Current 3D printers employ either plastic or metal only, and the conventional method to coat 3D plastic structures with metal is not environment-friendly and yields poor results. Now, scientists from Waseda University, Japan, have developed a metal-plastic hybrid 3D printing technique that produces plastic structures with a highly adhesive metal coating on desired areas. This approach extends the use of 3D printers to 3D electronics for future robotics and Internet-of-Things applications.
Three-dimensional (3D) printing technology has evolved tremendously over the last decade to the point where it is now viable for mass production in industrial settings. Also known as "additive manufacturing," 3D printing allows one to create arbitrarily complex 3D objects directly from their raw materials. In fused filament fabrication, the most popular 3D printing process, a plastic or metal is melted and extruded through a small nozzle by a printer head and then immediately solidifies and fuses with the rest of the piece. However, because the melting points of plastics and metals are very different, this technology has been limited to creating objects of either metal or plastic only—until now. For further information see the IDTechEx report on 3D Electronics 2020-2030: Technologies, Forecasts, Players.
In a recent study published in Additive Manufacturing, scientists from Waseda University, Japan, developed a new hybrid technique that can produce 3D objects made of both metal and plastic. Professor Shinjiro Umezu, who led the study, explains their motivation: "Even though 3D printers let us create 3D structures from metal and plastic, most of the objects we see around us are a combination of both, including electronic devices. Thus, we thought we'd be able to expand the applications of conventional 3D printers if we managed to use them to create 3D objects made of both metal and plastic."
Their method is actually a major improvement over the conventional metallization process used to coat 3D plastic structures with metal. In the conventional approach, the plastic object is 3D-printed and then submerged in a solution containing palladium (Pd), which adheres to the object's surface. Afterwards, the piece is submerged in an electroless plating bath that, using the deposited Pd as a catalyst, causes dissolved metal ions to stick to the object. While technically sound, the conventional approach produces a metallic coating that is non-uniform and adheres poorly to the plastic structure.
In contrast, in the new hybrid method, a printer with a dual nozzle is used; one nozzle extrudes standard melted plastic (acrylonitrile butadiene styrene, or ABS) whereas the other extrudes ABS loaded with PdCl2. By selectively printing layers using one nozzle or the other, specific areas of the 3D object are loaded with Pd. Then, through electroless plating, one finally obtains a plastic structure with a metallic coating over selected areas only.
The scientists found the adhesion of the metal coating to be much higher when using their approach. What's more, because Pd is loaded in the raw material, their technique does not require any type of roughening or etching of the ABS structure to promote the deposition of the catalyst, unlike the conventional method. This is especially important when considering that these extra steps cause damage not only to the 3D object itself, but to the environment as well, owing to the use of toxic chemicals like chromic acid. Lastly, their approach is entirely compatible with existing fused filament fabrication 3D printers.

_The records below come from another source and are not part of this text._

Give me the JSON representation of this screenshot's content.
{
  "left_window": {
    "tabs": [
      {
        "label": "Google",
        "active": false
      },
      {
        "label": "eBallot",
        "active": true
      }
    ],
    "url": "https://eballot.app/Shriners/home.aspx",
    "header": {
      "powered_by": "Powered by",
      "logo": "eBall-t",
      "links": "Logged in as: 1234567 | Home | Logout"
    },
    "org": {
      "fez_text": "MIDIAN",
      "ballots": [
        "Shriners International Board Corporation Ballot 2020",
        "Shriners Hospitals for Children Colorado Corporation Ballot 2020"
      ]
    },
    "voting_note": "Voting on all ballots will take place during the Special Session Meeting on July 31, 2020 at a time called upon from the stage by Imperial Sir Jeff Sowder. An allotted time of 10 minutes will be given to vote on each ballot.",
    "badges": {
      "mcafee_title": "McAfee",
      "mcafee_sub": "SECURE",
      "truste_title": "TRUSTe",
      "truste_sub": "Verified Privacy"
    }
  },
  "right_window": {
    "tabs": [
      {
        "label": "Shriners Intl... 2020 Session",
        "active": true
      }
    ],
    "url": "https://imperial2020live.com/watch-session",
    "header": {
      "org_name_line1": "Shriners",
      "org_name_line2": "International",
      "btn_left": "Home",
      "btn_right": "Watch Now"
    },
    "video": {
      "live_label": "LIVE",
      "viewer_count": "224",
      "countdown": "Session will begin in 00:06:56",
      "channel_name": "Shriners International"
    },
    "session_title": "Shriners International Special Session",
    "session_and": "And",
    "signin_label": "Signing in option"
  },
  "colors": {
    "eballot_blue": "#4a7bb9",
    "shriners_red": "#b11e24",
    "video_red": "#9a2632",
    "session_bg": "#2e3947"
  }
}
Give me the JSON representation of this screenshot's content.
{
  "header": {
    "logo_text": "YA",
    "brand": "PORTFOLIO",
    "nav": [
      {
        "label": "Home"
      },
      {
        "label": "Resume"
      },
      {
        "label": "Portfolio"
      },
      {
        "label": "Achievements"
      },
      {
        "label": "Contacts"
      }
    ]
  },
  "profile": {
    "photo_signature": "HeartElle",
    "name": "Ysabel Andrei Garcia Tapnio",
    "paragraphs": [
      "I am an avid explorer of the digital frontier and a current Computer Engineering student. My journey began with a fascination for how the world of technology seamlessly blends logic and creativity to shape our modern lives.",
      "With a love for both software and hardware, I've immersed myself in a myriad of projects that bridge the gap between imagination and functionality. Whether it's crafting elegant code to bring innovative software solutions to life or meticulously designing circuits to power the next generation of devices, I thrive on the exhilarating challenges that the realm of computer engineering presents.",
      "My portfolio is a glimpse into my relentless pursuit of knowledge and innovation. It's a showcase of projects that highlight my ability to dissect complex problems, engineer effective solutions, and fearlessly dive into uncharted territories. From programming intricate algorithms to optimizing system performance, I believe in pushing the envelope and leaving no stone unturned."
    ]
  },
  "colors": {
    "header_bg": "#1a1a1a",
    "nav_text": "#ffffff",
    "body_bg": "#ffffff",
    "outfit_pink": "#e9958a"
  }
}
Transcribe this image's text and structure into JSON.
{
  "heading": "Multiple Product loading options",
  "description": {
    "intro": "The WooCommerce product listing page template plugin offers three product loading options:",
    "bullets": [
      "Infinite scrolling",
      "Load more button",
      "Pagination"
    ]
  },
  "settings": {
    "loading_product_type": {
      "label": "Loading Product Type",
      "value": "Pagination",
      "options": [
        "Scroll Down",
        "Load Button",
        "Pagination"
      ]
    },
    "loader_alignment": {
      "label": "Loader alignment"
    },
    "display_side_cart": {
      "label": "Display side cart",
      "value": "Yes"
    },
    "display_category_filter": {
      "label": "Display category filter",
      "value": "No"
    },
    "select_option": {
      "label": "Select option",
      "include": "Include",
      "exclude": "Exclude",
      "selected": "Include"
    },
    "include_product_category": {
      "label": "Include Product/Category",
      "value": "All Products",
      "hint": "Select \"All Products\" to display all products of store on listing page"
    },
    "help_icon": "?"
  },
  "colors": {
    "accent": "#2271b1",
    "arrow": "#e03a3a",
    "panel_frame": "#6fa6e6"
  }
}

Umezu believes that metal-plastic hybrid 3D printing could become very relevant in the near future considering its potential use in 3D electronics, which is the focus of upcoming Internet-of-Things and artificial intelligence applications. In this regard, he adds: "Our hybrid 3D printing method has opened up the possibility of fabricating 3D electronics so that devices and robots used in healthcare and nursing care could become significantly better than what we have today."
This study hopefully paves the way for hybrid 3D printing technology that will enable us to get the best of both worlds—metal and plastic combined.
Authors: Jing Zhan (a), Takayuki Tamura (b), Gyotong Ri (b), Zhenghao Ma (b), Michinari Sone (c), Masahiro Yoshino (c), Shinjiro Umezu (b), and Hirotaka Sato (a)
Title of original paper: Metal-Plastic Hybrid 3D Printing Using Catalyst-Loaded Filament and Electroless Plating
Journal: Additive Manufacturing
(a) School of Mechanical and Aerospace Engineering, Nanyang Technological University
(b) Department of Modern Mechanical Engineering, Waseda University
(c) Research and Development div., Yoshino Denka Kogyo, Inc.
Overview of the conventional and the proposed method for the metallization of a 3D-printed plastic structure. Unlike the conventional technique, the proposed dual-nozzle approach produces 3D objects with a uniform and strongly adhered metallic coating in desired areas only.
About Waseda University
Waseda University is a leading private, non-profit institution of higher education based in central Tokyo, with over 50,000 students in 13 undergraduate and 20 graduate schools. Founded in 1882, Waseda cherishes three guiding principles: academic independence, practical innovation and the education of enlightened citizens. Established to mold future leaders, Waseda continues to fulfill this mission, counting among its alumni seven prime ministers and countless other politicians, business leaders, journalists, diplomats, scholars, scientists, actors, writers, athletes and artists. The University is also number one in Japan in international activities, including the number of international students, with the broadest range of degree programs fully taught in English.
Source: Waseda University